Yes, you can get money for old TVs as long as they are still in good working condition and are not too outdated. Old school gamers will most probably be interested in those since their old consoles no longer work with the new TV technology available.
Yes, Goodwill sometimes accepts old TVs. In some cases, they might be used in shelters as long as they still work. Before you just drop it off, though, please call your local Goodwill to make sure they would actually take it.
No, you cannot scrap a TV, especially the older CRT style ones. These items contain a lot of toxic materials so you will need to bring them to a recycling center in your area for proper disposal.
At this stage, you should have enough information about why you shouldn’t just leave your old TV on the curb. When it comes to properly recycling CRT televisions, it’s important to give your TV to a recycling service, but not just to any recycling service.

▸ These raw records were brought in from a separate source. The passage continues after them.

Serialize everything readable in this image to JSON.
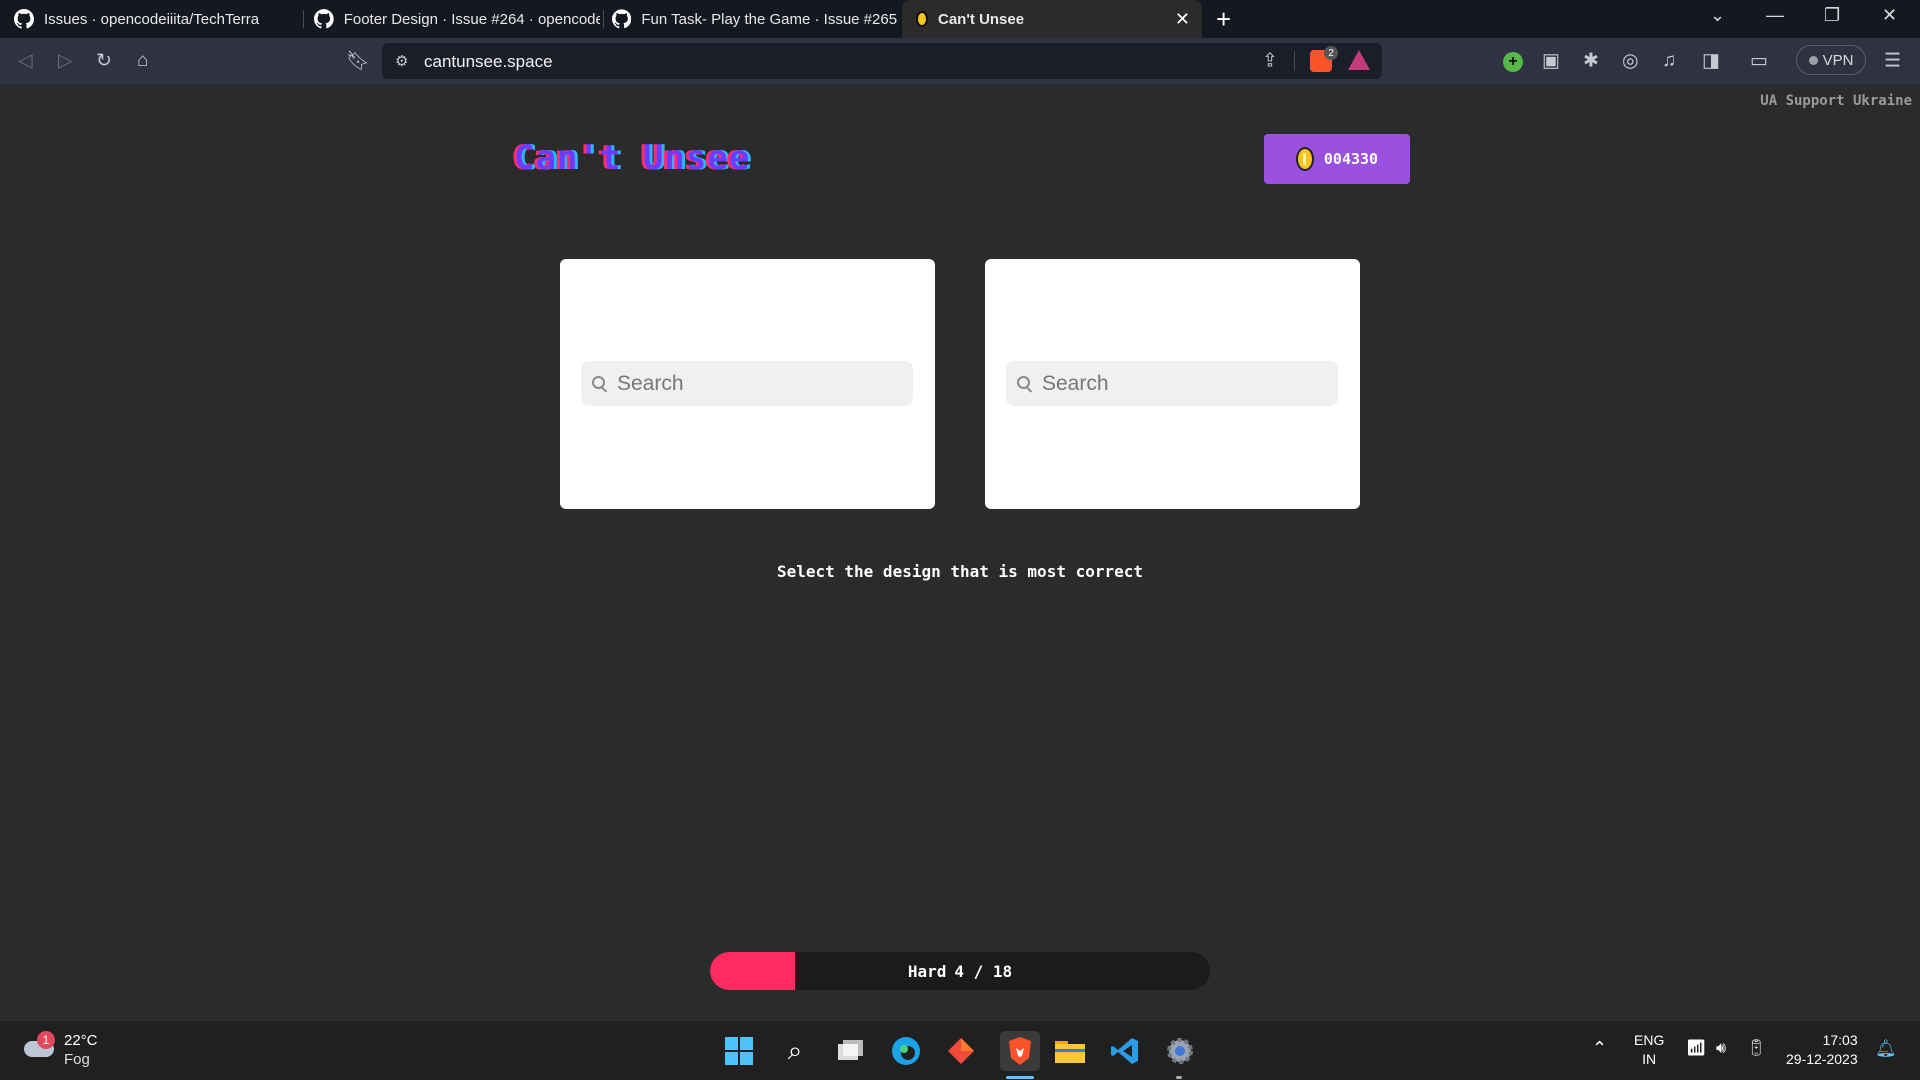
{
  "browser": {
    "tabs": [
      {
        "title": "Issues · opencodeiiita/TechTerra",
        "icon": "github-icon"
      },
      {
        "title": "Footer Design · Issue #264 · opencode",
        "icon": "github-icon"
      },
      {
        "title": "Fun Task- Play the Game · Issue #265 ·",
        "icon": "github-icon"
      },
      {
        "title": "Can't Unsee",
        "icon": "coin-icon",
        "active": true
      }
    ],
    "url": "cantunsee.space",
    "shields_count": "2",
    "vpn_label": "VPN"
  },
  "page": {
    "support_text": "UA Support Ukraine",
    "logo": "Can't Unsee",
    "coins": "004330",
    "search_placeholder_left": "Search",
    "search_placeholder_right": "Search",
    "prompt": "Select the design that is most correct",
    "progress": {
      "difficulty": "Hard",
      "label": "4 / 18",
      "fraction": 0.17
    }
  },
  "taskbar": {
    "weather_temp": "22°C",
    "weather_desc": "Fog",
    "weather_badge": "1",
    "lang_top": "ENG",
    "lang_bottom": "IN",
    "time": "17:03",
    "date": "29-12-2023"
  },
  "colors": {
    "accent_purple": "#9b51e0",
    "progress_fill": "#ff2a5f",
    "page_bg": "#2b2b2b"
  }
}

At GreenCitizen, we make sure that toxic materials from your CRT TV won’t illegally end up in a landfill or exported to a poor developing country. So if you’re in the San Francisco Bay Area, you can ask us to pick up your old CRTs or computer monitors from your home or office, or you can drop them off at our Burlingame EcoCenter.
If you found this article useful, feel free to check out other articles on sustainable electronics disposal and recycling on our blog.
After you've properly recycled your old tube TV, why don't you check out newer TV models in our Green Store? It's always stocked full of of electronics and eco-friendly products for you.
James Kao is the founder/CEO of GreenCitizen, which provides products and services that help make every day Earth Day. He’s passionate about data and sustainability, with a deep background in launching, funding, and managing successful tech companies. James enjoys spending quality time with his family, hiking, traveling, watching well-made documentaries, and eating good healthy food. read more »